<<<<

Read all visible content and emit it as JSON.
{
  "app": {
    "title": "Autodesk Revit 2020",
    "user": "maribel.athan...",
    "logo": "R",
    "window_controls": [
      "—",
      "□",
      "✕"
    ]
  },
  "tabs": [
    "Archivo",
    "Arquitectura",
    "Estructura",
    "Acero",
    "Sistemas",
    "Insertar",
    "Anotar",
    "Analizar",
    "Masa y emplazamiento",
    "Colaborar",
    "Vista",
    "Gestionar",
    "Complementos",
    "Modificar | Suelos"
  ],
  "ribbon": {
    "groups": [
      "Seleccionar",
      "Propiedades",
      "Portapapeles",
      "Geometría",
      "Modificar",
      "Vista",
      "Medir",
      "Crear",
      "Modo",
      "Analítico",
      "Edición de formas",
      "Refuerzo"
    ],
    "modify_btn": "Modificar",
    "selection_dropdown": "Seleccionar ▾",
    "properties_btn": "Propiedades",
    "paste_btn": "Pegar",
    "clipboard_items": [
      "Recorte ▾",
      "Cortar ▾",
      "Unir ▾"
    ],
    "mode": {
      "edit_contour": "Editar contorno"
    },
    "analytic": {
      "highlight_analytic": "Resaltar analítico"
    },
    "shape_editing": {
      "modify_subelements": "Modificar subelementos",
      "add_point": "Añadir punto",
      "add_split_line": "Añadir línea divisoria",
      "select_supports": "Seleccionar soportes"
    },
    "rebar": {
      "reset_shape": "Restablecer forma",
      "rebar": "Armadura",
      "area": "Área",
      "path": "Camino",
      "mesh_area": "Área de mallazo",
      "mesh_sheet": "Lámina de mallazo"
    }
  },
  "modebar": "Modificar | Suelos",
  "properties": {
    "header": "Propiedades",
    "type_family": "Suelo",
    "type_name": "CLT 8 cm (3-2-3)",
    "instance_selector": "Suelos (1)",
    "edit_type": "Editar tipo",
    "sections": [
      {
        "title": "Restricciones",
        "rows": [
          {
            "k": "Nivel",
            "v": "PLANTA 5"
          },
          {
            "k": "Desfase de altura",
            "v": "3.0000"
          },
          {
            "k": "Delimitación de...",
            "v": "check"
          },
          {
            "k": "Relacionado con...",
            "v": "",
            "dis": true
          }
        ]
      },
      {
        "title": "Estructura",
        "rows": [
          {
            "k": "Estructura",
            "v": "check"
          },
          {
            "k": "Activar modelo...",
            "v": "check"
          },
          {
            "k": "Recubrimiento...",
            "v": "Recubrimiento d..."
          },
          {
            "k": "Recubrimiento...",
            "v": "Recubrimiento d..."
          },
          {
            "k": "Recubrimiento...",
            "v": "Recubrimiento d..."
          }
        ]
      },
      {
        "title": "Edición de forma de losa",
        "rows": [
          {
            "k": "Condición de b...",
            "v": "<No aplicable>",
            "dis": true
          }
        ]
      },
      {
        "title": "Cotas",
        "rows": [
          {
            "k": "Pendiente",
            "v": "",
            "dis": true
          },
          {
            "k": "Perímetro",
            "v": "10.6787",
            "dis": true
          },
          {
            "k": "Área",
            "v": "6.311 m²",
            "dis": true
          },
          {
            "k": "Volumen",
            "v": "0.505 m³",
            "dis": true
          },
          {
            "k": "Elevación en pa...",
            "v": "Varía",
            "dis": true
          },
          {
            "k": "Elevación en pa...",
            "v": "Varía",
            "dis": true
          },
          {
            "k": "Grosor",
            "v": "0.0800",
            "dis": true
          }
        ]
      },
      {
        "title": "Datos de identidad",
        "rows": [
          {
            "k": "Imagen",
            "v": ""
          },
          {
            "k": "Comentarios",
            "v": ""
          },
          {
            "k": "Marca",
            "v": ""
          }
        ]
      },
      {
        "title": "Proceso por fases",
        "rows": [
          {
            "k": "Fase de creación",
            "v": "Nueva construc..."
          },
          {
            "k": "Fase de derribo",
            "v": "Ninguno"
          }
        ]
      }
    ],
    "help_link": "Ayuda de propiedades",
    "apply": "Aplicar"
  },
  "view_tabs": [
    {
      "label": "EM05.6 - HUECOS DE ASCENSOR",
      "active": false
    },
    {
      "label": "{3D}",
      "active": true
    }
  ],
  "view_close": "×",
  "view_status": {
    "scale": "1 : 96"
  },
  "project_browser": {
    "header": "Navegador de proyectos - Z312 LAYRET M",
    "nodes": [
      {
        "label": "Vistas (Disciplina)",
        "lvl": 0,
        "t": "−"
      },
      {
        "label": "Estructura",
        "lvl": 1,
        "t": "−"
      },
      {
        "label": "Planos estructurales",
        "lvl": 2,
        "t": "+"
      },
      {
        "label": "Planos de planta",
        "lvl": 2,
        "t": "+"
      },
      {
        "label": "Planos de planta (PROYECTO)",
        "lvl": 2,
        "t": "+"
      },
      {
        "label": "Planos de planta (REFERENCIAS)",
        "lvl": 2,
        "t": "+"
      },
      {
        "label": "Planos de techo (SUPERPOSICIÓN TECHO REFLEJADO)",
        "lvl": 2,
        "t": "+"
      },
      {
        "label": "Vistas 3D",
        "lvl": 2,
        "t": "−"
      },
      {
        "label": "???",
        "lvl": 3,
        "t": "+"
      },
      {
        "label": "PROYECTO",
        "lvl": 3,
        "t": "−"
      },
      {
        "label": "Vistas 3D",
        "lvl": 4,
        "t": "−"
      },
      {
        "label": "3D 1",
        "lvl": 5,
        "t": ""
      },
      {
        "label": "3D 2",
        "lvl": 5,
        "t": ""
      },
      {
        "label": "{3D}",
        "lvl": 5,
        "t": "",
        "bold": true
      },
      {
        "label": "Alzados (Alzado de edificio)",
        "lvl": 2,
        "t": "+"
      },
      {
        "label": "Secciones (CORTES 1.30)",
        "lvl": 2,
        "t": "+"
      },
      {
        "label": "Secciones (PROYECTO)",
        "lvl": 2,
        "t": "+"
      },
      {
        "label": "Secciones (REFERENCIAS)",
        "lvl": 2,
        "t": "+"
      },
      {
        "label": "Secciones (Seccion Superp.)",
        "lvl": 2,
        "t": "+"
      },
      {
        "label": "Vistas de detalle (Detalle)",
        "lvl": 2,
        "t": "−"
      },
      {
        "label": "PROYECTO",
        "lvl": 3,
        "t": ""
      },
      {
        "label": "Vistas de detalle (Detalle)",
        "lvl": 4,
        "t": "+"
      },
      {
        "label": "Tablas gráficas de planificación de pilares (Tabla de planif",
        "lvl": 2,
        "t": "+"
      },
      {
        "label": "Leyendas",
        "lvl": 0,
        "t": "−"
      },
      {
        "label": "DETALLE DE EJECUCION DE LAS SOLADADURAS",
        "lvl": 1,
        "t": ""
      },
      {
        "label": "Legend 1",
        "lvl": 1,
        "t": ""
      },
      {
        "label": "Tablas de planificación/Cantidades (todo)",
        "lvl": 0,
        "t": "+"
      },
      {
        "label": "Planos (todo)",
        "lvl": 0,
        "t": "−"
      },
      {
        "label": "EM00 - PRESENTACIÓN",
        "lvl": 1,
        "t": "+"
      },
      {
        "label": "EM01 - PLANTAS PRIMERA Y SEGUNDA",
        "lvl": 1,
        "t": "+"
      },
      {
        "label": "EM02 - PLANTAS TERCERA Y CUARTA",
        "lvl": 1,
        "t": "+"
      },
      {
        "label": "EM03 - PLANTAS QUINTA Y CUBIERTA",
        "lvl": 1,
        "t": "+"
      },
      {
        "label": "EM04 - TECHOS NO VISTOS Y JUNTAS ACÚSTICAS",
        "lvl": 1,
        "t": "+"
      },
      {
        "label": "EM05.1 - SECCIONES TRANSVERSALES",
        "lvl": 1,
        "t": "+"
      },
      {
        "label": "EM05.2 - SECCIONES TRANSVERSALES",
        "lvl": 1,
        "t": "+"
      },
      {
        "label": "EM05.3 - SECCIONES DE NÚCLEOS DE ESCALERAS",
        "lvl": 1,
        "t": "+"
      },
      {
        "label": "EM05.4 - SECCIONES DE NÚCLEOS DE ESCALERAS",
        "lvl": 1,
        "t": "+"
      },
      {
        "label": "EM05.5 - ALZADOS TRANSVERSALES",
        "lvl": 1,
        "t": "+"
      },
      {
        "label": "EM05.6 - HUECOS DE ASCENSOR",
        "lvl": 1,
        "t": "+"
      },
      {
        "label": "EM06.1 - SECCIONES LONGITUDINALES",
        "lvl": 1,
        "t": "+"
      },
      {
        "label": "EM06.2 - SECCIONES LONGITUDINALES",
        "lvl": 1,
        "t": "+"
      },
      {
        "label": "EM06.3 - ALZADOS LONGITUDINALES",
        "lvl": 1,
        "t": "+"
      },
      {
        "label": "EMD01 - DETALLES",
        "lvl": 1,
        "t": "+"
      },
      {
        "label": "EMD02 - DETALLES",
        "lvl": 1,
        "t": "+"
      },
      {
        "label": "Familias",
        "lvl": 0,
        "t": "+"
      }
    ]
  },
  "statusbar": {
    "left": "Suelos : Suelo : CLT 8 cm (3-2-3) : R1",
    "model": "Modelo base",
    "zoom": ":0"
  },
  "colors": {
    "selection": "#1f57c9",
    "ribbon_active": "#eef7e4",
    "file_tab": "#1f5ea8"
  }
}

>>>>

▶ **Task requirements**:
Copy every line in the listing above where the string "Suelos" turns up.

▶ **Response for this exercise**:
    "Modificar | Suelos"
  "modebar": "Modificar | Suelos",
    "instance_selector": "Suelos (1)",
    "left": "Suelos : Suelo : CLT 8 cm (3-2-3) : R1",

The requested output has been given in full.